#### What the task requires:
Restate all the data word for word and omit the pictures.

Segment Open

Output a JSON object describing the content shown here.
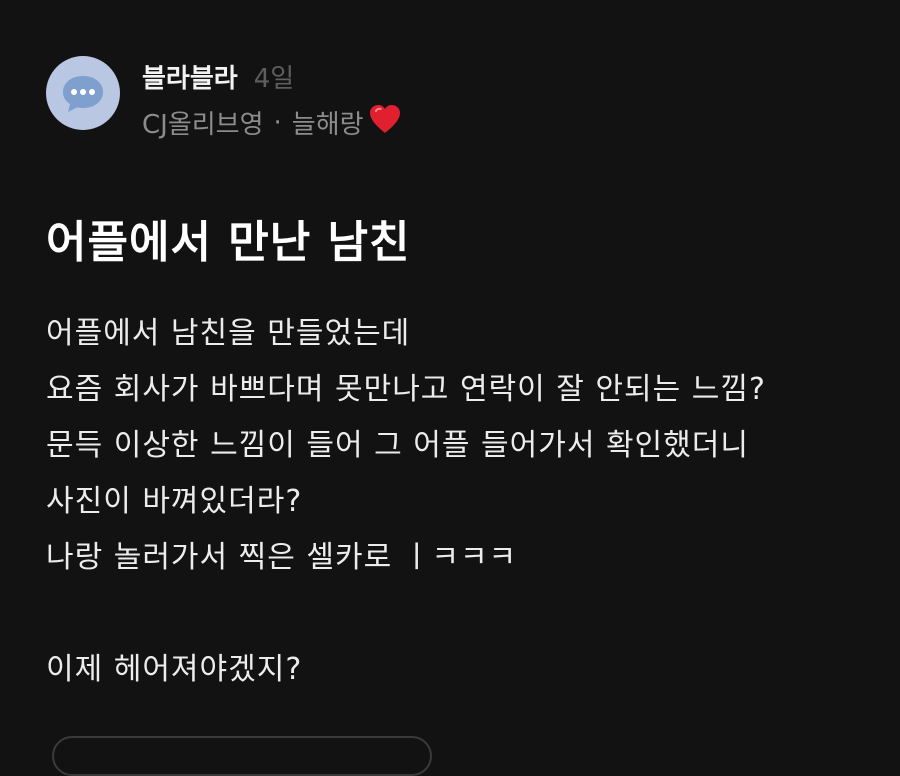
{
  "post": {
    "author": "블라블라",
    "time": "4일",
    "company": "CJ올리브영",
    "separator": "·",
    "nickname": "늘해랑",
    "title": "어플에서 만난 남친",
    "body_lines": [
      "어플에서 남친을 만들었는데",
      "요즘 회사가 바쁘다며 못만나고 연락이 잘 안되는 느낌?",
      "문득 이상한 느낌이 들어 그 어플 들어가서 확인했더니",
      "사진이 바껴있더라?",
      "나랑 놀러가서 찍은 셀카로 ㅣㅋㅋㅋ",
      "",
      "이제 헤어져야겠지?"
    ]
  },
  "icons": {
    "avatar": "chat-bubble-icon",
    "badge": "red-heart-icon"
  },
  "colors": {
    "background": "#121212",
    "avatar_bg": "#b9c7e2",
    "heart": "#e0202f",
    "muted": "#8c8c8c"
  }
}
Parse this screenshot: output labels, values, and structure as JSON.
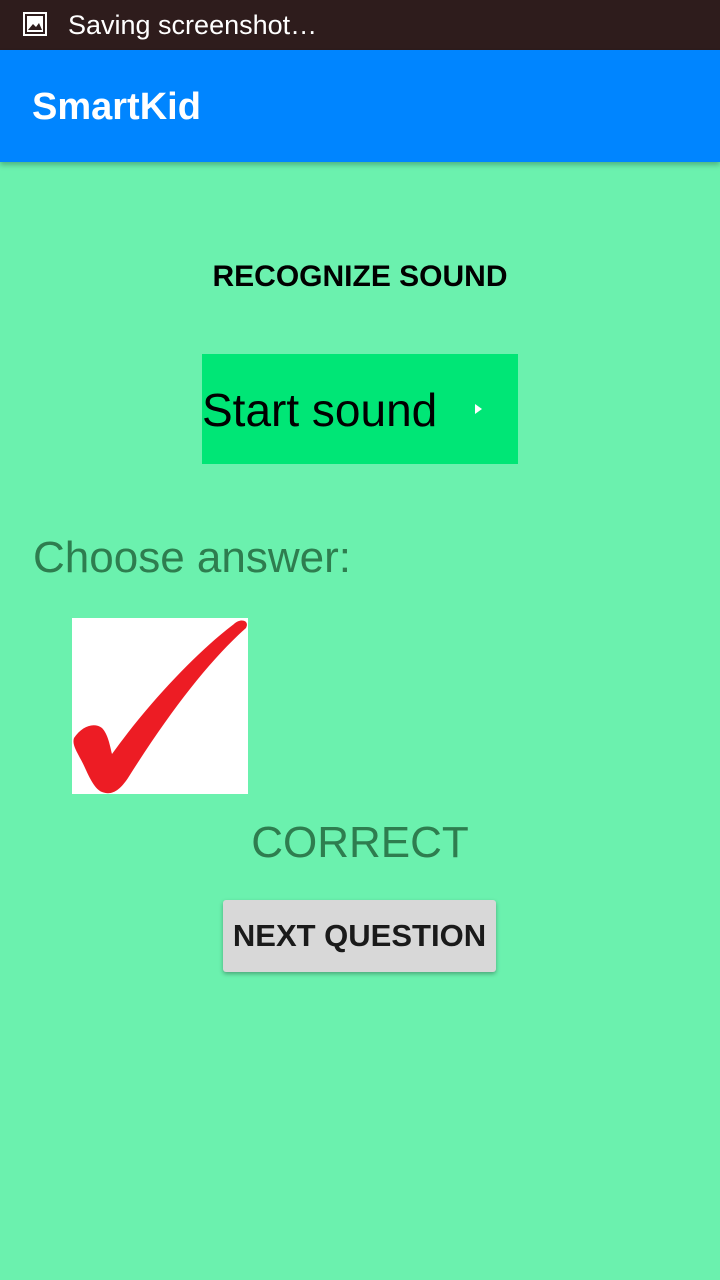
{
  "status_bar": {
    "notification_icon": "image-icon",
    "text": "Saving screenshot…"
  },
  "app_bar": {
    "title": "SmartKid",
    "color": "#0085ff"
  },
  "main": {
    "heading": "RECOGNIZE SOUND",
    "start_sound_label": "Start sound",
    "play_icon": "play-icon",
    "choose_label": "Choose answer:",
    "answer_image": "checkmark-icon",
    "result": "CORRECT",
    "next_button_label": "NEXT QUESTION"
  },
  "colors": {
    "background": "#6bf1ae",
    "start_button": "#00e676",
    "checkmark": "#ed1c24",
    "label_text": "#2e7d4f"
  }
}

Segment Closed

#### Problem solution:
Output a JSON object describing the content shown here.
{
  "post": {
    "author": "블라블라",
    "time": "4일",
    "company": "CJ올리브영",
    "separator": "·",
    "nickname": "늘해랑",
    "title": "어플에서 만난 남친",
    "body_lines": [
      "어플에서 남친을 만들었는데",
      "요즘 회사가 바쁘다며 못만나고 연락이 잘 안되는 느낌?",
      "문득 이상한 느낌이 들어 그 어플 들어가서 확인했더니",
      "사진이 바껴있더라?",
      "나랑 놀러가서 찍은 셀카로 ㅣㅋㅋㅋ",
      "",
      "이제 헤어져야겠지?"
    ]
  },
  "icons": {
    "avatar": "chat-bubble-icon",
    "badge": "red-heart-icon"
  },
  "colors": {
    "background": "#121212",
    "avatar_bg": "#b9c7e2",
    "heart": "#e0202f",
    "muted": "#8c8c8c"
  }
}
Parse this screenshot: output labels, values, and structure as JSON.
{
  "status_bar": {
    "notification_icon": "image-icon",
    "text": "Saving screenshot…"
  },
  "app_bar": {
    "title": "SmartKid",
    "color": "#0085ff"
  },
  "main": {
    "heading": "RECOGNIZE SOUND",
    "start_sound_label": "Start sound",
    "play_icon": "play-icon",
    "choose_label": "Choose answer:",
    "answer_image": "checkmark-icon",
    "result": "CORRECT",
    "next_button_label": "NEXT QUESTION"
  },
  "colors": {
    "background": "#6bf1ae",
    "start_button": "#00e676",
    "checkmark": "#ed1c24",
    "label_text": "#2e7d4f"
  }
}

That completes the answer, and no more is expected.